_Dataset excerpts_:
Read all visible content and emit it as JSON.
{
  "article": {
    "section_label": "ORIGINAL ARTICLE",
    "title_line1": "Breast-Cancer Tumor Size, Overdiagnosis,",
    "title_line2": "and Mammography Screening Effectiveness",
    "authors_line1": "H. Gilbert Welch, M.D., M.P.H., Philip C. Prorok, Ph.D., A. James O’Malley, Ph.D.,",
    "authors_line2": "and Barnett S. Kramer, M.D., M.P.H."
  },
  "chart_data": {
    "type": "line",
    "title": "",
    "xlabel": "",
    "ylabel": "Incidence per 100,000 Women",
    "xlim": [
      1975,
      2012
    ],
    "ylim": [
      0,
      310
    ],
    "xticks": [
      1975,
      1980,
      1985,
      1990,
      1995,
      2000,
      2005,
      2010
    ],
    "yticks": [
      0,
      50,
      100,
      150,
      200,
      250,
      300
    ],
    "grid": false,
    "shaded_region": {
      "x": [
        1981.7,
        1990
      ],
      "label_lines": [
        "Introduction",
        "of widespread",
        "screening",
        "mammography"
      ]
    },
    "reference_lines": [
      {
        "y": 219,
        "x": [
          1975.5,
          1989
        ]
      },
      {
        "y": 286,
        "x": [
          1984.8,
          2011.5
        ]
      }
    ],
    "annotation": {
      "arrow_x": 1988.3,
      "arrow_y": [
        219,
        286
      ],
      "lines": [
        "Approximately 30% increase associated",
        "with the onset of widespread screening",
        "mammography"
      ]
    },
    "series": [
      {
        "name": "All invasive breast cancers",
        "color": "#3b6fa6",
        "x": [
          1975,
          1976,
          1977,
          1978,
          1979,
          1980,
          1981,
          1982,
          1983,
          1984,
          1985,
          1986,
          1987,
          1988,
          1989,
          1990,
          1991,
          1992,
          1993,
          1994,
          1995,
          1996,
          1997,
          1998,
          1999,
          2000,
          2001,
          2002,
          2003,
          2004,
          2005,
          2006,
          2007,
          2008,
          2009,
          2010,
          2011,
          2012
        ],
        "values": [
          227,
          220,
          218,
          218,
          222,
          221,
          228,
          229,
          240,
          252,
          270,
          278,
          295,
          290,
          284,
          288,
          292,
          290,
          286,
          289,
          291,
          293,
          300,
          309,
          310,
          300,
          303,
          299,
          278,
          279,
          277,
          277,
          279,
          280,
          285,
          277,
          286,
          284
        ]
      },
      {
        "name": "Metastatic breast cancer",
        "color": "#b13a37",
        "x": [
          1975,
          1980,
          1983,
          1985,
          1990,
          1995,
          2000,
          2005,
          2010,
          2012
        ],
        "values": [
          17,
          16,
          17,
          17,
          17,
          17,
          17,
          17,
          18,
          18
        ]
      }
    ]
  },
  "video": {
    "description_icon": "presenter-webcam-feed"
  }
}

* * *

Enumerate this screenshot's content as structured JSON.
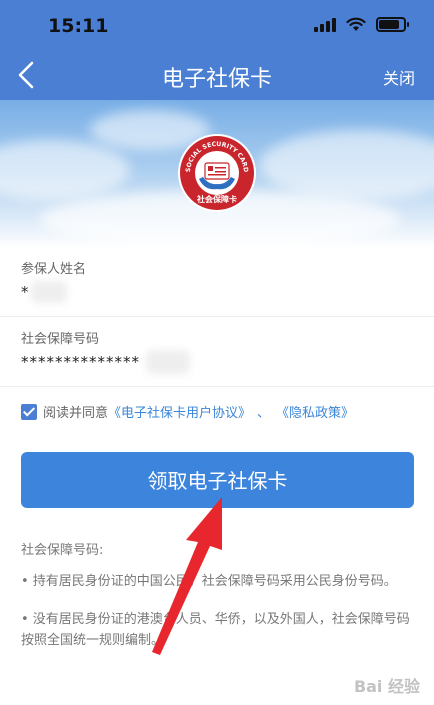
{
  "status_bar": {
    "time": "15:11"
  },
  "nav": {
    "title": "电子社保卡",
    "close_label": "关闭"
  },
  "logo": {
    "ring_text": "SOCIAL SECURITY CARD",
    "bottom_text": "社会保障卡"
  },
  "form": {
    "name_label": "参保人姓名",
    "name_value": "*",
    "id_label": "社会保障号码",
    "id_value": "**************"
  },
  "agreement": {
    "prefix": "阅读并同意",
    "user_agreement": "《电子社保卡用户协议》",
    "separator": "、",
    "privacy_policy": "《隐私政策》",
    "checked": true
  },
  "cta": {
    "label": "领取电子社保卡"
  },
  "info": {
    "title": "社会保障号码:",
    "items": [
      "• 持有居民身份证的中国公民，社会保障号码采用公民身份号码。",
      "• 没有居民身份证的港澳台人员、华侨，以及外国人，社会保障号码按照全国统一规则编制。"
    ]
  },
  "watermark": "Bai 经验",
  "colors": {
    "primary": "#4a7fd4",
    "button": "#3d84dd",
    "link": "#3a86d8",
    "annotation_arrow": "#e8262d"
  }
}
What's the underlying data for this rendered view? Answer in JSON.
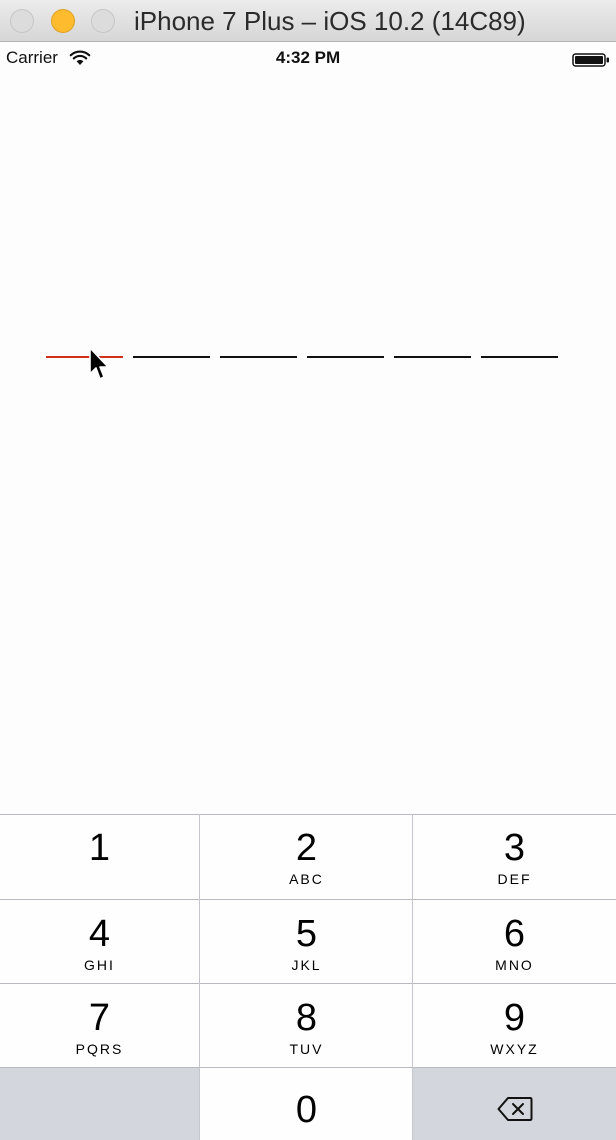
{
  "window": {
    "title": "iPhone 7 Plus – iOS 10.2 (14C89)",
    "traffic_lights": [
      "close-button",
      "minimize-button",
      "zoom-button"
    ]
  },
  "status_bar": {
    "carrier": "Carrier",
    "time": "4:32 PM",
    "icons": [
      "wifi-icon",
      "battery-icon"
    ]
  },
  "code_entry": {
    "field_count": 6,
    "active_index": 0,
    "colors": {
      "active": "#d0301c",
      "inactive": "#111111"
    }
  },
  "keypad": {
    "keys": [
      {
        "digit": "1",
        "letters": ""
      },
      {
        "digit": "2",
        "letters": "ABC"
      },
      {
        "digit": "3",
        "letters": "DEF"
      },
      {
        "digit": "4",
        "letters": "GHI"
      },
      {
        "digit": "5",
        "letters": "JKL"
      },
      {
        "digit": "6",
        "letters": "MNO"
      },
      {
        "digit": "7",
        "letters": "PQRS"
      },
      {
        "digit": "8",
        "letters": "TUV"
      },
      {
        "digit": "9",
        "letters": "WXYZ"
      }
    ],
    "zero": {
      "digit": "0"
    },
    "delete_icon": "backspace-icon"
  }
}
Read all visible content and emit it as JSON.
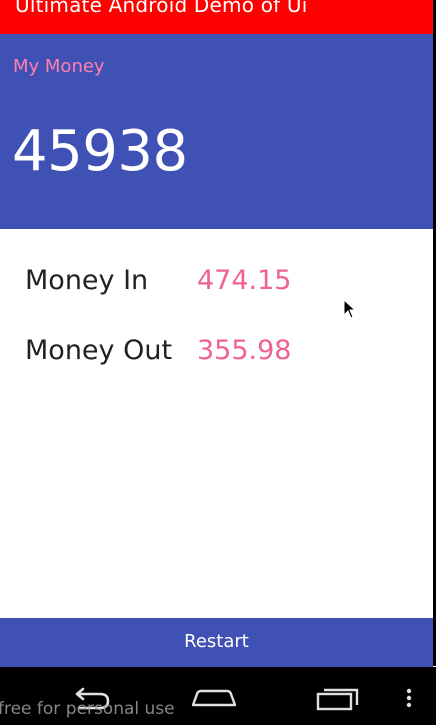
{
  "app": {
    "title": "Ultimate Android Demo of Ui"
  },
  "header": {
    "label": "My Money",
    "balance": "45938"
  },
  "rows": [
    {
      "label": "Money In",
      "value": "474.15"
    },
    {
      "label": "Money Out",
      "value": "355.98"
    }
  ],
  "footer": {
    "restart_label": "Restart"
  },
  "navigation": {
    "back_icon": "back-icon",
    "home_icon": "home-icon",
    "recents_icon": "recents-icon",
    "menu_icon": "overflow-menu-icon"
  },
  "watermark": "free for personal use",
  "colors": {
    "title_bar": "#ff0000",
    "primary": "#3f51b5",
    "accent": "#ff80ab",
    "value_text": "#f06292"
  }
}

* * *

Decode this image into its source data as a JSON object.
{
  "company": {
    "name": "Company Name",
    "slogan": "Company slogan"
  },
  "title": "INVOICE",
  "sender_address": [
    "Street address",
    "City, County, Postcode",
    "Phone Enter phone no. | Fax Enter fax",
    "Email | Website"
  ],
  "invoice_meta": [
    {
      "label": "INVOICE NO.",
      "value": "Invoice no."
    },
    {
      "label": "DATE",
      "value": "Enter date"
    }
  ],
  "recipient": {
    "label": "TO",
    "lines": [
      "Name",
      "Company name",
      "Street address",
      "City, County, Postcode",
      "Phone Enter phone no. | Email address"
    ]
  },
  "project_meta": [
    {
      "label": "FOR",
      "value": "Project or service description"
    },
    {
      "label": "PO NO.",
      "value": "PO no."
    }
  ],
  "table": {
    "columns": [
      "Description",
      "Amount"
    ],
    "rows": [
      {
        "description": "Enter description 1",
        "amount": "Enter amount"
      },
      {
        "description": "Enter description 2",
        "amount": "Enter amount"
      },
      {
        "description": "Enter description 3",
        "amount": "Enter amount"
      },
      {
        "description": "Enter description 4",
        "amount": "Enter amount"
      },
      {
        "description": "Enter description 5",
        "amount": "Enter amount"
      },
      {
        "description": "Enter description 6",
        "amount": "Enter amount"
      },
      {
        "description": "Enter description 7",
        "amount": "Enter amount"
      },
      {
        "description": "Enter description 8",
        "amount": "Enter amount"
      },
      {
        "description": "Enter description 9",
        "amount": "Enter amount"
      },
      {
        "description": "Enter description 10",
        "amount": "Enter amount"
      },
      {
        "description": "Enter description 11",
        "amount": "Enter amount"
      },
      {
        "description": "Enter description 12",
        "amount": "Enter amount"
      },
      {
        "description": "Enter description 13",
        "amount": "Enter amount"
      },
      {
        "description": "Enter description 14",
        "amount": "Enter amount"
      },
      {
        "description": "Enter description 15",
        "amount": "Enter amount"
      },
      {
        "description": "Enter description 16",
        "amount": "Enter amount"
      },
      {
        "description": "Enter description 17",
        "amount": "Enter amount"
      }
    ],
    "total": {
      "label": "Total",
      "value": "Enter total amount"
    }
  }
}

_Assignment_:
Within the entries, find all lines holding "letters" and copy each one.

_Answer space_:
        "letters": ""
        "letters": "ABC"
        "letters": "DEF"
        "letters": "GHI"
        "letters": "JKL"
        "letters": "MNO"
        "letters": "PQRS"
        "letters": "TUV"
        "letters": "WXYZ"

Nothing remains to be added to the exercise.